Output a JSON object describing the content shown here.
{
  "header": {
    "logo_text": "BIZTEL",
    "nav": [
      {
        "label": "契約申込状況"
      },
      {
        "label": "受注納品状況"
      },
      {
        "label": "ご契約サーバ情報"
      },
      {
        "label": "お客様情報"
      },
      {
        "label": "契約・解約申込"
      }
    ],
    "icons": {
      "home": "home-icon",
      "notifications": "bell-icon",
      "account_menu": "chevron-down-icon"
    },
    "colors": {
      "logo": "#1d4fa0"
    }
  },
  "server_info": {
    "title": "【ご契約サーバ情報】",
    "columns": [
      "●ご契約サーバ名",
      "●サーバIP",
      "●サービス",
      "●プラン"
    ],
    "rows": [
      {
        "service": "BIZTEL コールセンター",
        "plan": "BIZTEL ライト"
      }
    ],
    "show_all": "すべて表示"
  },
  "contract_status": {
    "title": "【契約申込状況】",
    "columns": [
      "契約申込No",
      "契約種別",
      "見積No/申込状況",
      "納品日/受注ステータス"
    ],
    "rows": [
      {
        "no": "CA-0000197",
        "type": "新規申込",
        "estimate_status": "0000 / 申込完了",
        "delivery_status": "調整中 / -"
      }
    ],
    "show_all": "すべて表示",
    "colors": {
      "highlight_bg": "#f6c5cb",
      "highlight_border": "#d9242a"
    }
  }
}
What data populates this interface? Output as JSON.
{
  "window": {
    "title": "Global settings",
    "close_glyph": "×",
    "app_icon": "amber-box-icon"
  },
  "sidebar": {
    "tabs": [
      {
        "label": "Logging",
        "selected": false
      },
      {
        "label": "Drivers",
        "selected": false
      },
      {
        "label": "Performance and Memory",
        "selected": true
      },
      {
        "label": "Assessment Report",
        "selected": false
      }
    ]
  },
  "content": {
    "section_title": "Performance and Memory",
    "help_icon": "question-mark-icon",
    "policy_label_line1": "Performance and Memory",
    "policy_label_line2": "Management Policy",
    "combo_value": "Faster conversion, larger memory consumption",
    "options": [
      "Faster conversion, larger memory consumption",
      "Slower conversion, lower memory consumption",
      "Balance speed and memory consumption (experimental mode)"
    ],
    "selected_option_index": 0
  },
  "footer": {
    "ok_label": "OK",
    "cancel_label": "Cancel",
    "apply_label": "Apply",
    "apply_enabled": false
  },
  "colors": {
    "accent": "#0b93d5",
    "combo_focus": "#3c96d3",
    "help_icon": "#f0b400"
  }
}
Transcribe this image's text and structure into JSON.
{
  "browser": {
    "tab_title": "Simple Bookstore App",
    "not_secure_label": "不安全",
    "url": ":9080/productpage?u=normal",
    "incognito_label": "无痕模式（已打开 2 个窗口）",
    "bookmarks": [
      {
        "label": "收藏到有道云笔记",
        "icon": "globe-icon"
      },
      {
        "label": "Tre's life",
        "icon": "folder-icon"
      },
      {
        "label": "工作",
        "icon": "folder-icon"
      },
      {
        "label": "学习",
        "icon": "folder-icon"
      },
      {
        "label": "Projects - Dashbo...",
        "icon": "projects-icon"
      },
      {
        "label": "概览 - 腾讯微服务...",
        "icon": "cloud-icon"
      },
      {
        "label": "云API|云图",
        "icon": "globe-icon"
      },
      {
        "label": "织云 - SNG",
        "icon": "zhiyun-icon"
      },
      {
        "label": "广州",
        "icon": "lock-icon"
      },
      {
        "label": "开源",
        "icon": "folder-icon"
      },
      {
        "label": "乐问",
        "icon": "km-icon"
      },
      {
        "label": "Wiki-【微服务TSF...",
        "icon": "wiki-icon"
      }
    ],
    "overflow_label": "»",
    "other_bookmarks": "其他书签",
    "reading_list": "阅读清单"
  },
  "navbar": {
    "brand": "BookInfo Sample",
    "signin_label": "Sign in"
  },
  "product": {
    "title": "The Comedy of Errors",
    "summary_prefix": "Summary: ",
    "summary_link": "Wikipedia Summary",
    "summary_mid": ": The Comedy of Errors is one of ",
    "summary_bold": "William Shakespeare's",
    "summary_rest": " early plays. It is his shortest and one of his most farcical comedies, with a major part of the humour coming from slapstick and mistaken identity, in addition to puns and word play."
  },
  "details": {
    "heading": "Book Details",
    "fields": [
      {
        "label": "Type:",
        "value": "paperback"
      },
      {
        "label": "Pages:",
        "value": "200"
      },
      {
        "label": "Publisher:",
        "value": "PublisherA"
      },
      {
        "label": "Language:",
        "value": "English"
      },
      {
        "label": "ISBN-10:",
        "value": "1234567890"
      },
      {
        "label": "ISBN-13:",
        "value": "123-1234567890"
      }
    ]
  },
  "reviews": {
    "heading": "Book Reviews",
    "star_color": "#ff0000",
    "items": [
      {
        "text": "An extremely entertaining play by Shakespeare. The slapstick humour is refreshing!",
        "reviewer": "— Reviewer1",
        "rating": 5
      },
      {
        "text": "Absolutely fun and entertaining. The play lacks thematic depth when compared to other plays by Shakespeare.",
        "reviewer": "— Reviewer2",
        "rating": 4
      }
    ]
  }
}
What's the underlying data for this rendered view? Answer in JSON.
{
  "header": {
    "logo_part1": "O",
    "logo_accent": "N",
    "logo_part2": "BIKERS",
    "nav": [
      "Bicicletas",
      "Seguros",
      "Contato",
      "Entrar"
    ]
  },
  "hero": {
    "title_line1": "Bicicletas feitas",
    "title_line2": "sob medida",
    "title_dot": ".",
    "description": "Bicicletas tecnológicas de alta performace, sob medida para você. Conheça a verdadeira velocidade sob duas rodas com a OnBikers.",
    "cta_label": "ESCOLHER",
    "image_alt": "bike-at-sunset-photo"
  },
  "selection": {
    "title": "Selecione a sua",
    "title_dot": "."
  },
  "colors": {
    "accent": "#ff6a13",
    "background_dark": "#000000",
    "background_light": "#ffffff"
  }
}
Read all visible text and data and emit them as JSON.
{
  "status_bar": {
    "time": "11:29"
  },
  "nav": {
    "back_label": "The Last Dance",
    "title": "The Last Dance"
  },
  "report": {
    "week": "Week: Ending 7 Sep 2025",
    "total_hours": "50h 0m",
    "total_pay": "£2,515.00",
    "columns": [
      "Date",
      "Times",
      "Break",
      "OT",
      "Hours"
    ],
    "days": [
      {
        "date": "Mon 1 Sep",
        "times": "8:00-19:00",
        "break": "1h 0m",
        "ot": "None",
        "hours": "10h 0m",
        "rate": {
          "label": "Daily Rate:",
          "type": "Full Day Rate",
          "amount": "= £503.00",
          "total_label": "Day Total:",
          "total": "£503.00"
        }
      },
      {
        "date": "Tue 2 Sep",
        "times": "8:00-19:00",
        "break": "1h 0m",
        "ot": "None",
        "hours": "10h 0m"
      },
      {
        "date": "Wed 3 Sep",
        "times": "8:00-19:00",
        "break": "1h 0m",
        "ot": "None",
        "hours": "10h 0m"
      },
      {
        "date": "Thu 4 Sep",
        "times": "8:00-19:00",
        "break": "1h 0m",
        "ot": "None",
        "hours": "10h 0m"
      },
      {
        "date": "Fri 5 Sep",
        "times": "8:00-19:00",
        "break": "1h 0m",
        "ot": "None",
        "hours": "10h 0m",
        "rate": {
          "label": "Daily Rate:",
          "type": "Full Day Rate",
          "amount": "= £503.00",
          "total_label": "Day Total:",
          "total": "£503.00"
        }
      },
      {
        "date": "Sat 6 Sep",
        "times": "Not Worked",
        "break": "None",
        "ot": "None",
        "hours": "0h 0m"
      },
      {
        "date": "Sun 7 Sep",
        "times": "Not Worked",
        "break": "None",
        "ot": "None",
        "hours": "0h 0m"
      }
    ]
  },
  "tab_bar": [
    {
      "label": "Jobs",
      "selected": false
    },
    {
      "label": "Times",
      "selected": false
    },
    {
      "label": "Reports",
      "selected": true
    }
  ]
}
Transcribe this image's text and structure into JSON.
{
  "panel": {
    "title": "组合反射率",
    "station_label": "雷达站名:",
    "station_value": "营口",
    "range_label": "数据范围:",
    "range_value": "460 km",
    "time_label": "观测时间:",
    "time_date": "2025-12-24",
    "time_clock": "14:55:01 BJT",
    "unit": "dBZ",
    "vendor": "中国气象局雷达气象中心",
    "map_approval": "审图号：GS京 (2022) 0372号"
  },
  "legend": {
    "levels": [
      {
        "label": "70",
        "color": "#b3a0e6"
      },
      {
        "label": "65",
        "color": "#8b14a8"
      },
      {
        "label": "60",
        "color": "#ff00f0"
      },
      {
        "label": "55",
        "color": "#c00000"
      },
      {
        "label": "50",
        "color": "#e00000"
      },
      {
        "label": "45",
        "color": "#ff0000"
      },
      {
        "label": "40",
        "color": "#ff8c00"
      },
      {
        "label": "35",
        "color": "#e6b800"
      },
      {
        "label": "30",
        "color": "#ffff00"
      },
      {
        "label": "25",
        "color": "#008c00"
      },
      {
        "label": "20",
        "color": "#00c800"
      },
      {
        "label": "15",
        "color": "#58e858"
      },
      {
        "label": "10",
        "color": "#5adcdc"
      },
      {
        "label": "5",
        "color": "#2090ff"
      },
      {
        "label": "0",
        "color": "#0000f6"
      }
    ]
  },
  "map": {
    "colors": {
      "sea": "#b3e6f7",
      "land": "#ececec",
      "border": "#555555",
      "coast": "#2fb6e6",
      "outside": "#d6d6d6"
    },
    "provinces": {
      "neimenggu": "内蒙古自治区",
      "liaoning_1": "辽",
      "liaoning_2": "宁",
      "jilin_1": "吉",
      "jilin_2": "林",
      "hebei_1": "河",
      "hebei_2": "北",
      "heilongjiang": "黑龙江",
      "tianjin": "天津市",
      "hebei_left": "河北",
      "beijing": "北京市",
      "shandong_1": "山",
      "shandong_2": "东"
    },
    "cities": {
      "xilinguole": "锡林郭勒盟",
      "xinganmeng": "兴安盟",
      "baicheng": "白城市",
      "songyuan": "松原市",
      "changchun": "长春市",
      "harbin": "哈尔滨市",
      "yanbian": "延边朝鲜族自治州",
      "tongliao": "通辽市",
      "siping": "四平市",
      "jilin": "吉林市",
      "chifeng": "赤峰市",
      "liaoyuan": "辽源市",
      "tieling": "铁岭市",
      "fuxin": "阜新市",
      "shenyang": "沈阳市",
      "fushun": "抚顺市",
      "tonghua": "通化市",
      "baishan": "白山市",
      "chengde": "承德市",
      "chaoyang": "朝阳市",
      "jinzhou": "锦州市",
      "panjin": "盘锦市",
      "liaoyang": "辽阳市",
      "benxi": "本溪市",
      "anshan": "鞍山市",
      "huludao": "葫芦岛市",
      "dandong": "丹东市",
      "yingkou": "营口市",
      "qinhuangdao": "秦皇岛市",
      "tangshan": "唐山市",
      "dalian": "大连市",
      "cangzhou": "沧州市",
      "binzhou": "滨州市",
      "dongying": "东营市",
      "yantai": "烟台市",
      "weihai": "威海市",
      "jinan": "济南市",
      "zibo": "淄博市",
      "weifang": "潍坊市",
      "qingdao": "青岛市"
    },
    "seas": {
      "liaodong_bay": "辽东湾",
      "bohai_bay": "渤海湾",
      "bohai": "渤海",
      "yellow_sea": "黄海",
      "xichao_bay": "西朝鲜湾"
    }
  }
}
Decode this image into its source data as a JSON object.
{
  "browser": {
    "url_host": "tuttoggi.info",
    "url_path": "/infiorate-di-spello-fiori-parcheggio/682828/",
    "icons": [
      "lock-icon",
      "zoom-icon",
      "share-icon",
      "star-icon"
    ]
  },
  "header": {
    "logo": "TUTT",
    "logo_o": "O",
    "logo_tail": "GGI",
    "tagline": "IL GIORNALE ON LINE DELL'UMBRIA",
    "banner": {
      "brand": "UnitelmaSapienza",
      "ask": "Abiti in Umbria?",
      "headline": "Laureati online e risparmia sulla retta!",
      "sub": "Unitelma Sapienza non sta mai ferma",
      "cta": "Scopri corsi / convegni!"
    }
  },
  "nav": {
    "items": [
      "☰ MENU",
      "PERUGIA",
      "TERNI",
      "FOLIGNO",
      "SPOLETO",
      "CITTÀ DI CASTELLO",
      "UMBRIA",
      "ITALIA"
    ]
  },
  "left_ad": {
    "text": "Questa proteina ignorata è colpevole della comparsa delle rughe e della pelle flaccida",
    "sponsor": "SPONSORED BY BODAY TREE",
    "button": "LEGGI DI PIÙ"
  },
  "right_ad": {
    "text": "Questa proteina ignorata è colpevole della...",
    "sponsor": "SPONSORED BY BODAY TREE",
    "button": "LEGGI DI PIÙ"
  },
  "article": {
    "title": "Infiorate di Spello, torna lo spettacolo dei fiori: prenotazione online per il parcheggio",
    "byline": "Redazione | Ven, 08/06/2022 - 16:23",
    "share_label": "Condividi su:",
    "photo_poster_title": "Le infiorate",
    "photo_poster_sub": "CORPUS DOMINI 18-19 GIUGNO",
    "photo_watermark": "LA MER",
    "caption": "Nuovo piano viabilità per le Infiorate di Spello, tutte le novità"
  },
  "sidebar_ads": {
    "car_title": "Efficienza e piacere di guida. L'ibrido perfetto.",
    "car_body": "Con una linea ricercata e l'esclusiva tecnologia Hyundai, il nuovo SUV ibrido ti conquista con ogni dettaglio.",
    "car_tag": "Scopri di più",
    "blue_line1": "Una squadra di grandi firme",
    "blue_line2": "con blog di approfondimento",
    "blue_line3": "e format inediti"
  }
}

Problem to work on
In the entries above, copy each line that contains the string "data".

Answer section
What data populates this interface? Output as JSON.
What's the underlying data for this rendered view? Answer in JSON.
Read all visible text and data and emit them as JSON.
Decode this image into its source data as a JSON object.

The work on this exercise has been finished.